# What to produce
An exact copy of the entries is needed, with every picture left out.

[Excerpts from an interface dataset]

┌──

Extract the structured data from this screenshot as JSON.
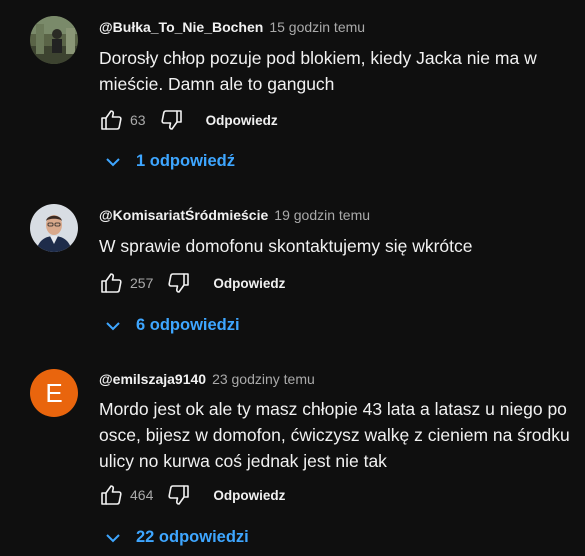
{
  "comments": [
    {
      "author": "@Bułka_To_Nie_Bochen",
      "time": "15 godzin temu",
      "text": "Dorosły chłop pozuje pod blokiem, kiedy Jacka nie ma w mieście. Damn ale to ganguch",
      "likes": "63",
      "reply_label": "Odpowiedz",
      "replies_label": "1 odpowiedź",
      "avatar": "photo-person-outdoor"
    },
    {
      "author": "@KomisariatŚródmieście",
      "time": "19 godzin temu",
      "text": "W sprawie domofonu skontaktujemy się wkrótce",
      "likes": "257",
      "reply_label": "Odpowiedz",
      "replies_label": "6 odpowiedzi",
      "avatar": "photo-police-officer"
    },
    {
      "author": "@emilszaja9140",
      "time": "23 godziny temu",
      "text": "Mordo jest ok ale ty masz chłopie 43 lata a latasz u niego po osce, bijesz w domofon, ćwiczysz walkę z cieniem na środku ulicy no kurwa coś jednak jest nie tak",
      "likes": "464",
      "reply_label": "Odpowiedz",
      "replies_label": "22 odpowiedzi",
      "avatar_letter": "E",
      "avatar_color": "#e9650d"
    }
  ],
  "colors": {
    "background": "#0f0f0f",
    "link": "#3ea6ff",
    "secondary_text": "#aaaaaa"
  }
}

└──

# Answer section
Extract the structured data from this screenshot as JSON.
{
  "comments": [
    {
      "author": "@Bułka_To_Nie_Bochen",
      "time": "15 godzin temu",
      "text": "Dorosły chłop pozuje pod blokiem, kiedy Jacka nie ma w mieście. Damn ale to ganguch",
      "likes": "63",
      "reply_label": "Odpowiedz",
      "replies_label": "1 odpowiedź",
      "avatar": "photo-person-outdoor"
    },
    {
      "author": "@KomisariatŚródmieście",
      "time": "19 godzin temu",
      "text": "W sprawie domofonu skontaktujemy się wkrótce",
      "likes": "257",
      "reply_label": "Odpowiedz",
      "replies_label": "6 odpowiedzi",
      "avatar": "photo-police-officer"
    },
    {
      "author": "@emilszaja9140",
      "time": "23 godziny temu",
      "text": "Mordo jest ok ale ty masz chłopie 43 lata a latasz u niego po osce, bijesz w domofon, ćwiczysz walkę z cieniem na środku ulicy no kurwa coś jednak jest nie tak",
      "likes": "464",
      "reply_label": "Odpowiedz",
      "replies_label": "22 odpowiedzi",
      "avatar_letter": "E",
      "avatar_color": "#e9650d"
    }
  ],
  "colors": {
    "background": "#0f0f0f",
    "link": "#3ea6ff",
    "secondary_text": "#aaaaaa"
  }
}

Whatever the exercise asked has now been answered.